D. MH:  Please share with our readers your favorite moments as one  of the 12 U.S. World War One Centennial Commissioners.

MS:  Over the past five years, I have attended many events ranging from lectures, conferences and reunions of veterans associations to school presentations, plays, concerts, and movies as well as dedications of memorials and commemoration ceremonies, in Europe as well as in the United States. They have all been occasions to remember the men and women who participated, served or died in the Great War. All were very moving in one form or another, but I have to say that the events I remember with the most emotion are the ones including the participation of young people. My goal as a commissioner was always to pass on the legacy of the WWI generation to new generations so that they, in their turn, would not forget their sacrifices, as well as the causes and the consequences of this First World War.  

A few events remain etched for ever in my memory, like the commemoration in May 2016 of the battle of Verdun with French and German students arriving from the woods,  standing among the crosses in the cemetery of Douaumont, flanked on each side by a Jewish and a Muslim Memorial or commemoration of Soldiers of All Colors Walking on the Path of Peace. It was a two-day commemoration, in September 2018, including students from schools in France (Aisne), Morocco (Casablanca), and the United States (Chicago Military Academy and Martin Luther King High School, also in Chicago) who participated in concerts in Soissons and Laon, and ceremonies in Vauxaillon. I will never forget the beautiful concert in the Cathedral of Laon performed by these American and French students in collaboration with the French Air Force band. These two days were all about our common humanity.  Descendants of German soldiers were also present. 

I will also always remember some of the many commemorations involving the planting of trees.  Two stand out particularly in my memory. One was when descendants of soldiers of the Rainbow Division planted a tree by the Rainbow Memorial at Croix Rouge Farm in Fère-en-Tardenois on the 100th anniversary of the battle of the Ourcq. The other was when 1st Division young soldiers sang the Army song standing by some of 1700 young trees, planted in the shape of the coat of arms of their division. These trees remember the 1700 1st Division soldiers who died in the Argonne 100 years earlier, in October 1918. This was organized by the French National Office of Forestry.

Receiving the Secretary of Defense Medal for 
Outstanding Public Service

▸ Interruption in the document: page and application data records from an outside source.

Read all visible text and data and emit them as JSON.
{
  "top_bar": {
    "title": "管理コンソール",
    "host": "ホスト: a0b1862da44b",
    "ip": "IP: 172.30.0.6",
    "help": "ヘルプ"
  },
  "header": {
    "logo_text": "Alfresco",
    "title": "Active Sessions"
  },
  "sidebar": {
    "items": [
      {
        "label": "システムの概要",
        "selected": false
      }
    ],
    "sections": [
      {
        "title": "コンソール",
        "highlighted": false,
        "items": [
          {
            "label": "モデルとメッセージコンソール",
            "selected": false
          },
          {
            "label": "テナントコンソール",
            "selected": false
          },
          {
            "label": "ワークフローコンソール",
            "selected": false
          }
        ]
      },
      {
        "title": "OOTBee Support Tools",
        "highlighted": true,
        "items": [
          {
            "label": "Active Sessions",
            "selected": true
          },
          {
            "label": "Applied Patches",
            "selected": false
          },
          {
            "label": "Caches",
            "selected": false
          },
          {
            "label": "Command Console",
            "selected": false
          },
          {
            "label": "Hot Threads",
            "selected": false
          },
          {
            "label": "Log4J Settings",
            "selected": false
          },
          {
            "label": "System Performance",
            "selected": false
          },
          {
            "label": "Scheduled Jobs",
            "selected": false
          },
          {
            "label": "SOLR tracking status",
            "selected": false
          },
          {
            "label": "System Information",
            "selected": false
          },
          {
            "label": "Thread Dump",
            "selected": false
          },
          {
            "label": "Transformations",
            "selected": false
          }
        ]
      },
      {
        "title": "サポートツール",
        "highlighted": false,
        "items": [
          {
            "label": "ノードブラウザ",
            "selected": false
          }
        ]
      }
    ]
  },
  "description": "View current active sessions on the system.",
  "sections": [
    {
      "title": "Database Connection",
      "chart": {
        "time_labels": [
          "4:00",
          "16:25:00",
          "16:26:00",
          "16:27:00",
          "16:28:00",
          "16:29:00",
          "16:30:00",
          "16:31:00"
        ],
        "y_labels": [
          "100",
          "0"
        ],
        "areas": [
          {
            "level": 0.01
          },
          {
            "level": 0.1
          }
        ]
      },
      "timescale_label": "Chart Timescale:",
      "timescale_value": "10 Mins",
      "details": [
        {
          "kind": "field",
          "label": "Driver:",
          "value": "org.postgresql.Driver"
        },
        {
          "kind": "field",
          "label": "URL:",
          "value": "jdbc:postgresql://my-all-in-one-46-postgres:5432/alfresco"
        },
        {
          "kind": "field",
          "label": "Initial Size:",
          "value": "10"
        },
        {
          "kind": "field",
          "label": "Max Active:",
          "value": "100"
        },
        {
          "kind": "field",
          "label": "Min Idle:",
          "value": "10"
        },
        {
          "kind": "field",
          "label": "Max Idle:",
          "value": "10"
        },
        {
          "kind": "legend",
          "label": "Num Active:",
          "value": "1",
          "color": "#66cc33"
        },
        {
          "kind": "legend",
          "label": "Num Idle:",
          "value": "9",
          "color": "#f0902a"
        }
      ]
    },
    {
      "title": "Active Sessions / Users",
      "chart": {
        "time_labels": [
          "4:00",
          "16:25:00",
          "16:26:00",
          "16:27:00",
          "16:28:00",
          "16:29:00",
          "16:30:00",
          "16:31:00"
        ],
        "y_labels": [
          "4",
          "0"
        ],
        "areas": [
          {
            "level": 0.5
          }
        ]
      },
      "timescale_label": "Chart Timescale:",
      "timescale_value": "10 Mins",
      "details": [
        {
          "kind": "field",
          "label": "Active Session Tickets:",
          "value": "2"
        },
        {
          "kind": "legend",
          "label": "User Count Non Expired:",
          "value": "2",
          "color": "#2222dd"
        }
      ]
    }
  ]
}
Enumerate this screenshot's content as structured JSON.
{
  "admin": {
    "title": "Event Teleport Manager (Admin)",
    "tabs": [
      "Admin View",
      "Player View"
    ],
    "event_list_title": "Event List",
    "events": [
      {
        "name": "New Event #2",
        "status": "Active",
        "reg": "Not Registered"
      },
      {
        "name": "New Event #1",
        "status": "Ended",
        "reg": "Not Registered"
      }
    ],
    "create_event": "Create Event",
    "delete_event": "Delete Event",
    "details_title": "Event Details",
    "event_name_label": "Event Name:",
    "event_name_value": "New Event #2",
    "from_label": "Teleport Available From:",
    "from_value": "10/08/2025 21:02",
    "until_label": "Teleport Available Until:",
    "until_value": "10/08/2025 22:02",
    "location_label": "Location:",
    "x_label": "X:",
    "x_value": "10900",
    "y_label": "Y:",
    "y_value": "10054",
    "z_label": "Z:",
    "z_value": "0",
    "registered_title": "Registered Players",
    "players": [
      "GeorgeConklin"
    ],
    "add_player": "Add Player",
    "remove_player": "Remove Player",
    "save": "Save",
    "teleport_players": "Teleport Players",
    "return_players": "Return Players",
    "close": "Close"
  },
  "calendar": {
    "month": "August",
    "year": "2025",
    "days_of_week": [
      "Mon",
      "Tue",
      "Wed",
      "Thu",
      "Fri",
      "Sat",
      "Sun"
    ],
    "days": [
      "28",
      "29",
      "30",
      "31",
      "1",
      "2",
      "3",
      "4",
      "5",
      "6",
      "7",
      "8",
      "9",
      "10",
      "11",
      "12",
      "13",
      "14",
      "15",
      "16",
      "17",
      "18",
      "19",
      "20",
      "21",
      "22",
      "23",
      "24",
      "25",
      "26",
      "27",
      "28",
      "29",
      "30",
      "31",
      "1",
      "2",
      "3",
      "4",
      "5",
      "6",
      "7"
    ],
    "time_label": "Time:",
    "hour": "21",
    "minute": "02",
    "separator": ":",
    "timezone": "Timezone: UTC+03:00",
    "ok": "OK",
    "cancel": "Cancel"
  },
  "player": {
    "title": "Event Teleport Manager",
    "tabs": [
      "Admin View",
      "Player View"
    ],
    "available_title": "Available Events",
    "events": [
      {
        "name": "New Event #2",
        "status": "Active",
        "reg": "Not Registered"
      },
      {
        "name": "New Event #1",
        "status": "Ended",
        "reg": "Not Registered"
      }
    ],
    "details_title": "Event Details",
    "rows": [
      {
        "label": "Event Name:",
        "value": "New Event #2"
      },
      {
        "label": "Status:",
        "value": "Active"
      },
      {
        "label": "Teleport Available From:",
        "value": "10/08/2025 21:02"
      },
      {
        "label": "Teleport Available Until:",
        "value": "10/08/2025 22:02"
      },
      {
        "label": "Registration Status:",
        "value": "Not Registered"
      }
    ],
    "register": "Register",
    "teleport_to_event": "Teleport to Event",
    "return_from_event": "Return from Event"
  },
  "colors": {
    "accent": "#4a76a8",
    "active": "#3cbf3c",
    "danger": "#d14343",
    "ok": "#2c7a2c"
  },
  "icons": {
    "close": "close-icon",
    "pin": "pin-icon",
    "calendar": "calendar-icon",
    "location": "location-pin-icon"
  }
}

Finally, being able to share some of these commemorations with my grandchildren was also very special.  With their Austrian, German, French, and American heritage, I felt very moved to have some of them by my side during the commemorations of the Battles of Belleau Wood and of St. Mihiel. I will also never forget receiving at the Pentagon the Secretary of Defense Medal for Outstanding Public Service in front of my oldest grandson. He was 9 at the time. He will always remember it and never let his siblings and his cousins forget it.

My greatest pleasure in serving the commission has indeed been to pass on the legacy of the Great War to younger generations: soldiers, university students, and schoolchildren as well as my children and their own children.

E. MH:  What does the future hold for you, both specifically on American history and the First World War, and other projects you might be involved in?

MS:  As I answer you, I have just finished attending a two-and-a-half-day workshop on the new International Baccalaureate Organization (IB) Career Program at CASIE, the organization I founded in 1999 in Atlanta. I fully expect continuing to serve the WWICC until we build the National WWI Memorial in Washington, but I will be going back to the world of education, and the training of educators to serve new generations of American and international students and give them the critical thinking and rigorous learning tools as well as the  global perspective they need for this 21st century. The lessons of WWI will never be far away from my mind. 

Thanks again, Commissioner Seefried, for taking time to join with us for this interview and for your invaluable contributions to America's World War One Centennial Commemoration. 

1 comment:

  1. Dr. Monique Seefried is an extraordinary woman. She goes out of her way to share her knowledge and to help many people.